The reason this is the most common infection to result from Whooping Cough is because pneumonia also is an infection in the respiratory system, the lungs in particular. It isn’t the same bacteria as Whooping Cough, but it’s similar and it can turn into a worse infection with little treatment, not enough treatment, or waiting too long to get treatment. Secondary bacterial infections from Whooping Cough are mostly seen in children. Some other complications one can develop that I haven’t mentioned yet are: “seizures, encephalopathy, asthma, dehydration, hearing loss, and malnutrition.
” (http://www. medicinenet. com/pertussis/page4. htm) Whooping Cough is an infection of the respiratory system caused by the bacterium pertussi. Symptoms of Whooping cough range anywhere from cold like symptoms to extreme cough attacks. Doctors run numerous tests on infected patients to determine what bacteria they are infected with and what stage the infection is in. Antibiotics are the treatment for Whooping Cough to help stop the spread of the bacteria to other parts of one’s body and to other people. Infants are usually hospitalized if they are diagnosed with Whooping Cough.
Preventing this infection is sort of common sense- keep up to date on your vaccinations and keep your hands washed all the time. All in all, cases of Whooping Cough in the United States had increased since 2004, but deaths have not increased. Some day our environment will either be extremely polluted because of industries or our environment will be overly clean. I hope that someday if our environment just keeps getting more polluted, that our doctors will have instant vaccinations and antibiotics to cure people instantly from any infection.
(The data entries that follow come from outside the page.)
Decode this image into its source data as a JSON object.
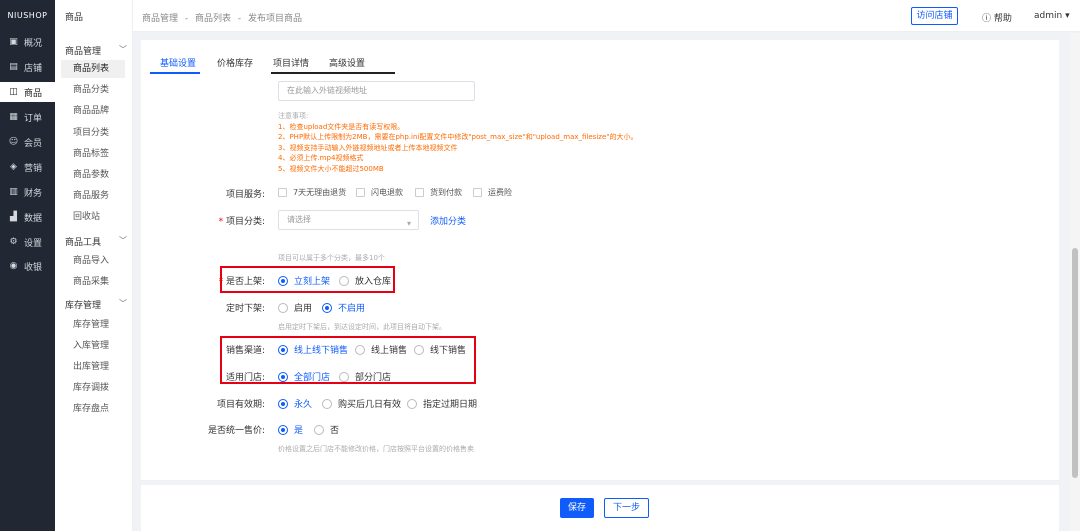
{
  "brand": "NIUSHOP",
  "main_nav": [
    {
      "label": "概况",
      "icon": "dashboard-icon"
    },
    {
      "label": "店铺",
      "icon": "store-icon"
    },
    {
      "label": "商品",
      "icon": "goods-icon"
    },
    {
      "label": "订单",
      "icon": "order-icon"
    },
    {
      "label": "会员",
      "icon": "member-icon"
    },
    {
      "label": "营销",
      "icon": "marketing-icon"
    },
    {
      "label": "财务",
      "icon": "finance-icon"
    },
    {
      "label": "数据",
      "icon": "data-icon"
    },
    {
      "label": "设置",
      "icon": "settings-icon"
    },
    {
      "label": "收银",
      "icon": "cashier-icon"
    }
  ],
  "sub_nav": {
    "title": "商品",
    "groups": [
      {
        "label": "商品管理",
        "items": [
          "商品列表",
          "商品分类",
          "商品品牌",
          "项目分类",
          "商品标签",
          "商品参数",
          "商品服务",
          "回收站"
        ]
      },
      {
        "label": "商品工具",
        "items": [
          "商品导入",
          "商品采集"
        ]
      },
      {
        "label": "库存管理",
        "items": [
          "库存管理",
          "入库管理",
          "出库管理",
          "库存调拨",
          "库存盘点"
        ]
      }
    ]
  },
  "header": {
    "breadcrumb": [
      "商品管理",
      "-",
      "商品列表",
      "-",
      "发布项目商品"
    ],
    "visit_store": "访问店铺",
    "help": "帮助",
    "user": "admin"
  },
  "tabs": [
    "基础设置",
    "价格库存",
    "项目详情",
    "高级设置"
  ],
  "video_url_placeholder": "在此输入外链视频地址",
  "notes": {
    "title": "注意事项:",
    "lines": [
      "1、检查upload文件夹是否有读写权限。",
      "2、PHP默认上传限制为2MB，需要在php.ini配置文件中修改\"post_max_size\"和\"upload_max_filesize\"的大小。",
      "3、视频支持手动输入外链视频地址或者上传本地视频文件",
      "4、必须上传.mp4视频格式",
      "5、视频文件大小不能超过500MB"
    ]
  },
  "service": {
    "label": "项目服务:",
    "options": [
      "7天无理由退货",
      "闪电退款",
      "货到付款",
      "运费险"
    ]
  },
  "category": {
    "label": "项目分类:",
    "placeholder": "请选择",
    "add_link": "添加分类",
    "hint": "项目可以属于多个分类，最多10个"
  },
  "on_shelf": {
    "label": "是否上架:",
    "options": [
      "立刻上架",
      "放入仓库"
    ],
    "selected": 0
  },
  "timed_off": {
    "label": "定时下架:",
    "options": [
      "启用",
      "不启用"
    ],
    "selected": 1,
    "hint": "启用定时下架后，到达设定时间，此项目将自动下架。"
  },
  "channel": {
    "label": "销售渠道:",
    "options": [
      "线上线下销售",
      "线上销售",
      "线下销售"
    ],
    "selected": 0
  },
  "stores": {
    "label": "适用门店:",
    "options": [
      "全部门店",
      "部分门店"
    ],
    "selected": 0
  },
  "validity": {
    "label": "项目有效期:",
    "options": [
      "永久",
      "购买后几日有效",
      "指定过期日期"
    ],
    "selected": 0
  },
  "unified_price": {
    "label": "是否统一售价:",
    "options": [
      "是",
      "否"
    ],
    "selected": 0,
    "hint": "价格设置之后门店不能修改价格，门店按照平台设置的价格售卖"
  },
  "footer": {
    "save": "保存",
    "next": "下一步"
  },
  "colors": {
    "primary": "#105cfb",
    "sidebar": "#222833",
    "highlight_box": "#e60012",
    "note": "#ff6a00"
  }
}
Infections will never be able to be avoided, but hopefully maybe the pain from them will. Works Cited: http://children. webmd. com/tc/whooping-cough-pertussis-topic-overview (Most of my research was from Web MD) http://www. medicinenet. com/pertussis/page2. htm http://kidshealth. org/parent/infections/bacterial_viral/whooping_cough. html# New York Times article online – http://health. nytimes. com/health/guides/disease/pertussis/overview. html? scp=1-spot&sq=Whooping%20Cough&st=cse.